[Data entries]
++++++

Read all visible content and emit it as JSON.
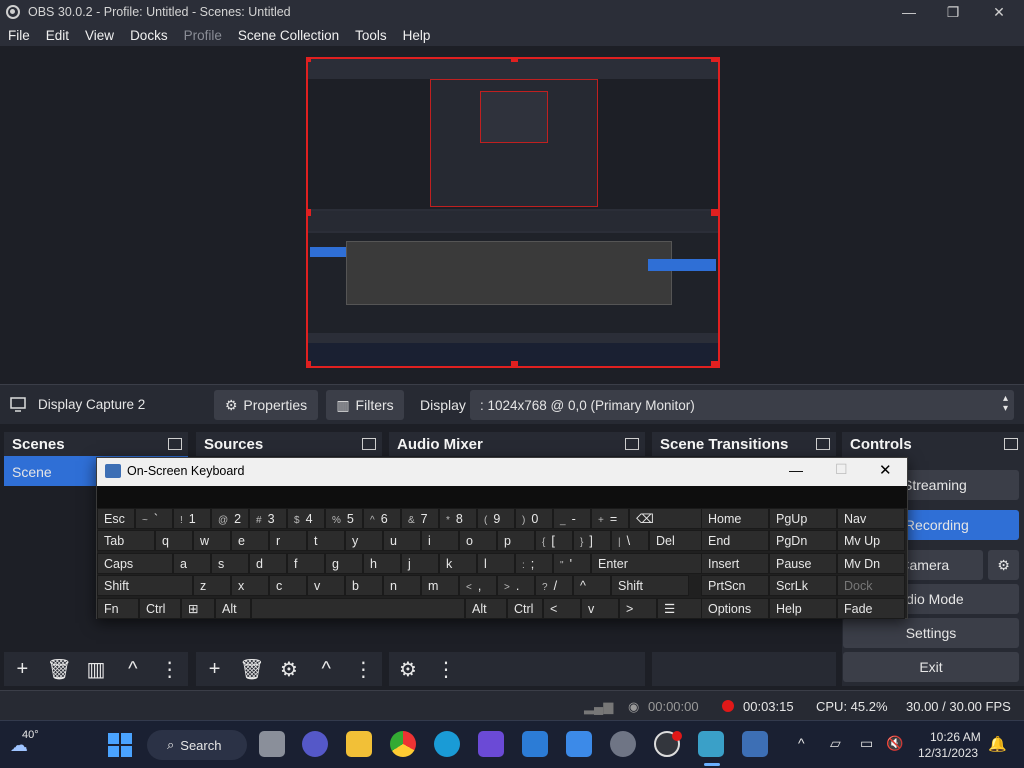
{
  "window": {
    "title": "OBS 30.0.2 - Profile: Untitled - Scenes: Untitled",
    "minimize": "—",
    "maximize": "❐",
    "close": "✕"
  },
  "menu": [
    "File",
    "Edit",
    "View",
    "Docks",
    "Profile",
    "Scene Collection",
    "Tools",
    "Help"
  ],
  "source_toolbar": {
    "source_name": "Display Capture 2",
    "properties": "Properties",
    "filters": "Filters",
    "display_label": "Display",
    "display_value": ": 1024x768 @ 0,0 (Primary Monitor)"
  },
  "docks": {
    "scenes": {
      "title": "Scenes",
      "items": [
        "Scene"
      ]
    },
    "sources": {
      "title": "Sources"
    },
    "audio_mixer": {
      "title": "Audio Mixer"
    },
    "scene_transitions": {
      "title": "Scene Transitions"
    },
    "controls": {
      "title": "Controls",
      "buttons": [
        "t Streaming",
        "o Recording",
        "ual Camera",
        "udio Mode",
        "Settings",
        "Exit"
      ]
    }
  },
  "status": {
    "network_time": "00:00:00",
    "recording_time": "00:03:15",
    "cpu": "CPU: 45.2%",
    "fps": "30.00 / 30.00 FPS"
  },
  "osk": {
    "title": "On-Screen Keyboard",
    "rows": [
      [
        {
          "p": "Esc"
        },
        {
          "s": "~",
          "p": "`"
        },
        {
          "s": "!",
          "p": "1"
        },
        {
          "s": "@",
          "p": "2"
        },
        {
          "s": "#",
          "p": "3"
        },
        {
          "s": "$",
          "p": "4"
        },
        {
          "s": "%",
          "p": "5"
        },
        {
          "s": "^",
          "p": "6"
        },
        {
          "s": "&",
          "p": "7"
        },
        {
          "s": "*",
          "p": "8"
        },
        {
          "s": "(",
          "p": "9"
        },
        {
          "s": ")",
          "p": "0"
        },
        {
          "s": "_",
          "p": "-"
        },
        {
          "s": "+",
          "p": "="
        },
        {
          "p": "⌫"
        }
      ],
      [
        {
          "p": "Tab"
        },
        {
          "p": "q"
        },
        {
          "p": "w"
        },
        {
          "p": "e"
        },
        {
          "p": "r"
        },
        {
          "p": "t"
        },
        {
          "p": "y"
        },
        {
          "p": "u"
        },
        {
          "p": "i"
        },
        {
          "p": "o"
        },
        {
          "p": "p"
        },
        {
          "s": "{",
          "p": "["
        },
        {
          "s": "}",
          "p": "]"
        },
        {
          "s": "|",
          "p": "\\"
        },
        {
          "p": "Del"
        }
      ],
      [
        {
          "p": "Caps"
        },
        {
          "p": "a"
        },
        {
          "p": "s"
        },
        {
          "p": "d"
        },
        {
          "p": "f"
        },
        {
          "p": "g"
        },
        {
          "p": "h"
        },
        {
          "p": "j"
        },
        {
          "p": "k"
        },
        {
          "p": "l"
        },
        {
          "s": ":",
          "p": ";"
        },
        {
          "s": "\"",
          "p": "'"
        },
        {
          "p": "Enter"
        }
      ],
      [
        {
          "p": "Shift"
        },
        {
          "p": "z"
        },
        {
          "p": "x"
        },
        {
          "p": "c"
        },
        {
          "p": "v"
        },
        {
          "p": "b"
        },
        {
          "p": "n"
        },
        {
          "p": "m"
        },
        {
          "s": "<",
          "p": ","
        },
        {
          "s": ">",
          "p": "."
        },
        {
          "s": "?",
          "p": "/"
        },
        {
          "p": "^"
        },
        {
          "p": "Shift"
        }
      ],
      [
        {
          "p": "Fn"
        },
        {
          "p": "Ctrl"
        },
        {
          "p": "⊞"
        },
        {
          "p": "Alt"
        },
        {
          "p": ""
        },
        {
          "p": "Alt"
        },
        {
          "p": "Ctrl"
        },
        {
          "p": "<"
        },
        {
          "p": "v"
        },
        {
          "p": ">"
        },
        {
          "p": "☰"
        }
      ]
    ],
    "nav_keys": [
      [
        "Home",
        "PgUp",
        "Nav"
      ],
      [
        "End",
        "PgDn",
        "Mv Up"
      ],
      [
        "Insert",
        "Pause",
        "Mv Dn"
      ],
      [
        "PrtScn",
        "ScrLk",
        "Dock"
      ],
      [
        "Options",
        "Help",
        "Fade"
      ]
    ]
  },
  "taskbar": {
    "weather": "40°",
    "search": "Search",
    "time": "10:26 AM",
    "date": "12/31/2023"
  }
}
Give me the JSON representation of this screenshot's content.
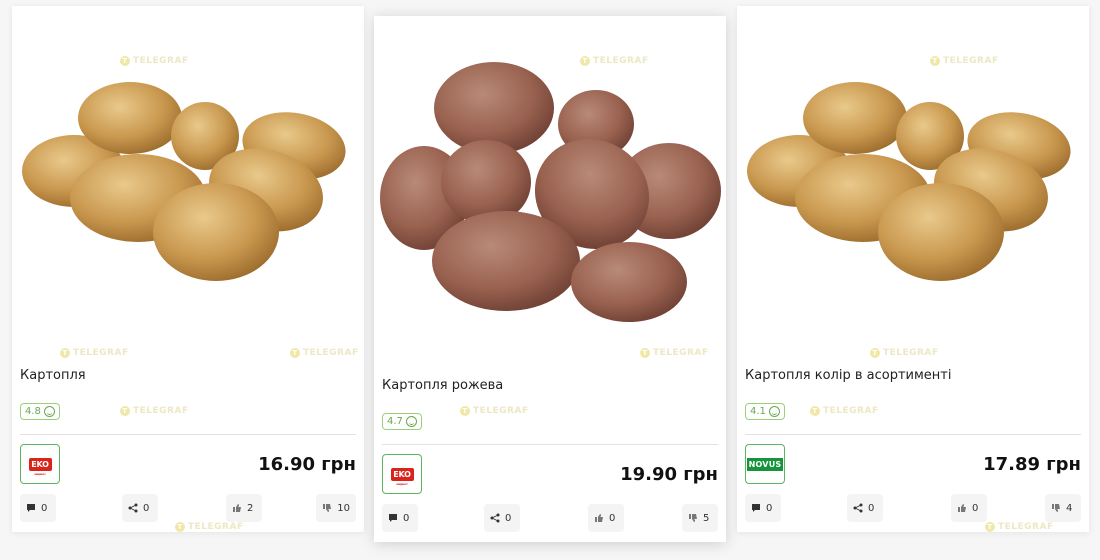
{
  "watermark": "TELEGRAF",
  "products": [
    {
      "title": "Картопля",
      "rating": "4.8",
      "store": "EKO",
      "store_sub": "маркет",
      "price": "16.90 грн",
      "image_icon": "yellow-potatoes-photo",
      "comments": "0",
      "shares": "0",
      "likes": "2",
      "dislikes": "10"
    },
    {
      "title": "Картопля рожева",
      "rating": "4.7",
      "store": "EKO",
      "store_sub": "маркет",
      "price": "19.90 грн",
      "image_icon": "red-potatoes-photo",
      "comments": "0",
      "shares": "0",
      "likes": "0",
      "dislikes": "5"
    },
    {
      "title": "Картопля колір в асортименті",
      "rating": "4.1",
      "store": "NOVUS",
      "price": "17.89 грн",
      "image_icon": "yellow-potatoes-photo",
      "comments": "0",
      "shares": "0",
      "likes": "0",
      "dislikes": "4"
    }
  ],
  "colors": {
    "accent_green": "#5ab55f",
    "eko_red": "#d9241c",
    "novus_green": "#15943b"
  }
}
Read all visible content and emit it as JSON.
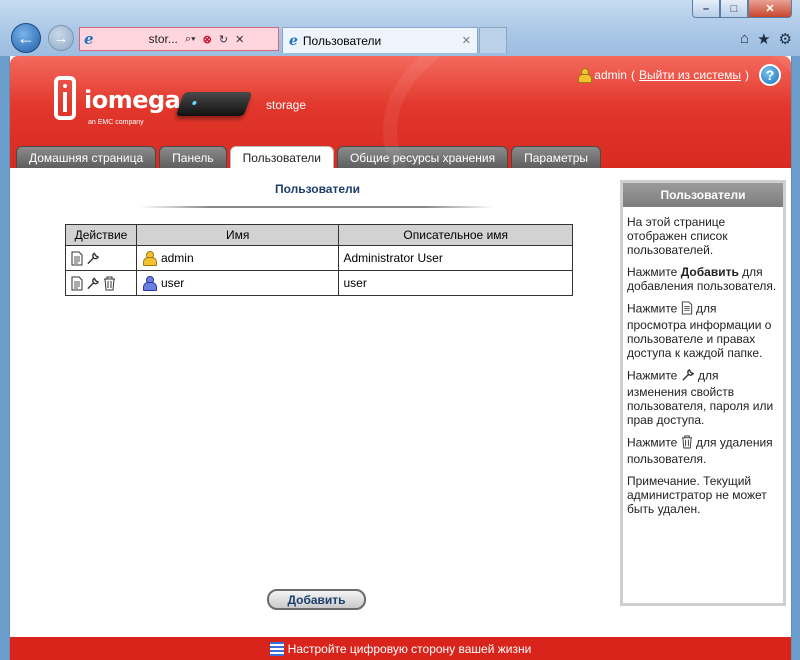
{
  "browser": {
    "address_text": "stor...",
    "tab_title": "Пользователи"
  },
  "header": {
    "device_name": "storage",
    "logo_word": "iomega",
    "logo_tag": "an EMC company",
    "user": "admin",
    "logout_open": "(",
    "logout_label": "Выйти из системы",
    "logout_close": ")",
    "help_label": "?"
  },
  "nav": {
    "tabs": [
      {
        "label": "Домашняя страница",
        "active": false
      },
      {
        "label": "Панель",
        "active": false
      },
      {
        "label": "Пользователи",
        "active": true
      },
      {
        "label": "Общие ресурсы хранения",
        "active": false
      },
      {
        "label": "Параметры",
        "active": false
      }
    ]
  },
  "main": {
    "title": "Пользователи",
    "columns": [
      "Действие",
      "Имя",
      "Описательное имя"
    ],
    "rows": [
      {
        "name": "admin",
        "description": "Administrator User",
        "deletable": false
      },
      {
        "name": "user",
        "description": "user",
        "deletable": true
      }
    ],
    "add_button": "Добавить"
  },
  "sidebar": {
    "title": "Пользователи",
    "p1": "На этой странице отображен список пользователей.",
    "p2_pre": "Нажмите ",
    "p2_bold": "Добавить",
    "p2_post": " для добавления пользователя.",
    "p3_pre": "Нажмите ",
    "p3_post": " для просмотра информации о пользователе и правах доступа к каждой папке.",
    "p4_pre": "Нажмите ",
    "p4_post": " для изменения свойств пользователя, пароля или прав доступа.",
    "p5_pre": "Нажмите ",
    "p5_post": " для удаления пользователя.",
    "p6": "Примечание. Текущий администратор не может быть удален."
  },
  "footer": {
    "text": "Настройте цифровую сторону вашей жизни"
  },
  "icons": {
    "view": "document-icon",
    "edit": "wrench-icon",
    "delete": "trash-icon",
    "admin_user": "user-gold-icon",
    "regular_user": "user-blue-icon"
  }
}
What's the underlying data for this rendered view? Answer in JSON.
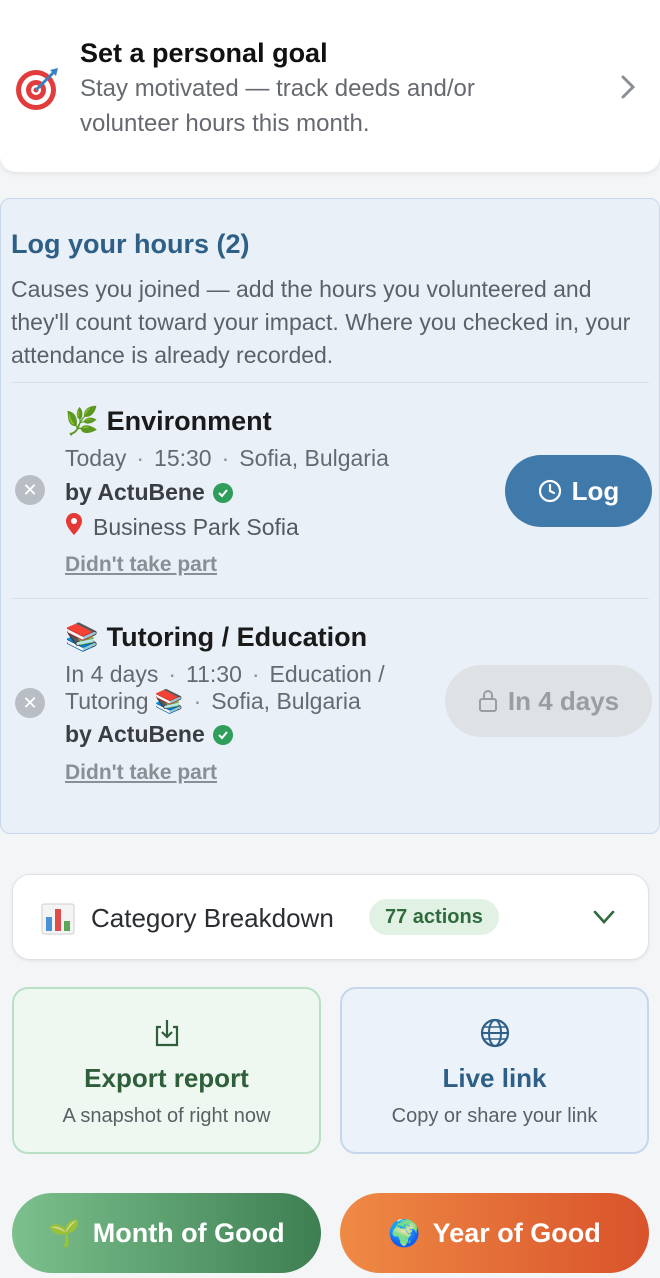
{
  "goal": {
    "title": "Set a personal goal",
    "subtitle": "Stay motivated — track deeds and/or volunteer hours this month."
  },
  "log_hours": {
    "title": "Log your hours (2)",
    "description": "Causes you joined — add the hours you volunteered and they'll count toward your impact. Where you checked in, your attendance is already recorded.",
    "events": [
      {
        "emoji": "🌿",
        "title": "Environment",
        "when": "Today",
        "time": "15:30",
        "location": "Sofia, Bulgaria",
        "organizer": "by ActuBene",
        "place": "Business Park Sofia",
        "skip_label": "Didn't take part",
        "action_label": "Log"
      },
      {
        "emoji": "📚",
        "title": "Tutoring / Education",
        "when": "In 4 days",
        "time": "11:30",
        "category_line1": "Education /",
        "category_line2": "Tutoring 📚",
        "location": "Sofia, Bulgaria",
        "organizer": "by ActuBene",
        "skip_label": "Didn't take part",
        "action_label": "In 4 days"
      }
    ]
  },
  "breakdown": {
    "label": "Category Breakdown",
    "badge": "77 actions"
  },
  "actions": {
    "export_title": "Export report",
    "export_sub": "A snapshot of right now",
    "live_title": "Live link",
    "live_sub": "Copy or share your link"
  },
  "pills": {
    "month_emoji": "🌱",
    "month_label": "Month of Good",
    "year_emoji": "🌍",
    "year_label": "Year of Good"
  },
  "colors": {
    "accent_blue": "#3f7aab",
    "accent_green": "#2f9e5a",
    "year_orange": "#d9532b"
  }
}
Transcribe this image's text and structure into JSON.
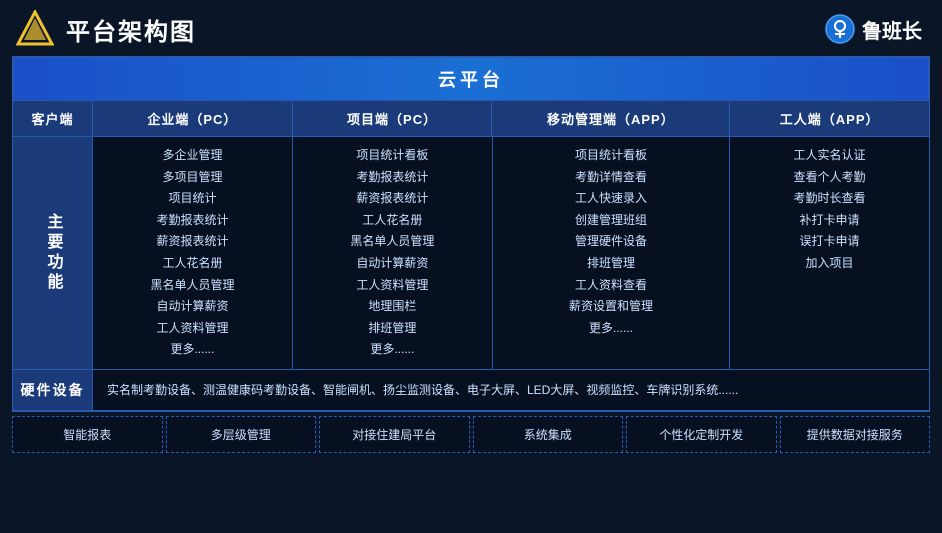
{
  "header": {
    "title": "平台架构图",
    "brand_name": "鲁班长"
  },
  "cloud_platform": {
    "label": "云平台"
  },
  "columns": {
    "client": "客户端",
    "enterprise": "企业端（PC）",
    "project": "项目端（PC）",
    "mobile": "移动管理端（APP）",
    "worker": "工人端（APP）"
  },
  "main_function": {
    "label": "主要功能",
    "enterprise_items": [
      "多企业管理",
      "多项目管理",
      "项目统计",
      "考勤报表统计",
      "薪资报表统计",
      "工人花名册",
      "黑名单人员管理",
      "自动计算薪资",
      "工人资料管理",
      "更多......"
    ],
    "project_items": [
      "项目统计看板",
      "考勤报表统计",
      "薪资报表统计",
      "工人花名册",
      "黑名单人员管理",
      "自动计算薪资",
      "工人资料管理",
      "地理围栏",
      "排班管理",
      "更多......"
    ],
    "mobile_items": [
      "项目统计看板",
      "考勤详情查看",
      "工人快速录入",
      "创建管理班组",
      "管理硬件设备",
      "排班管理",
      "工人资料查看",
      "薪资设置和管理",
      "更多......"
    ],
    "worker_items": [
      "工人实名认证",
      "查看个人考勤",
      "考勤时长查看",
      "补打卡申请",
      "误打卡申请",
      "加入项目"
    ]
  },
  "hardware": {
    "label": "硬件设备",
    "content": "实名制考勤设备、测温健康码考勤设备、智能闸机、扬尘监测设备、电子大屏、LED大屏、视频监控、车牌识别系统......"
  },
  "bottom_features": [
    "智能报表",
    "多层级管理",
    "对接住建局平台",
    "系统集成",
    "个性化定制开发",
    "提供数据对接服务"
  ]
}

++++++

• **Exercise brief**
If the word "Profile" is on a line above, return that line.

• **Result of this task**
    "title": "OBS 30.0.2 - Profile: Untitled - Scenes: Untitled",
    "Profile",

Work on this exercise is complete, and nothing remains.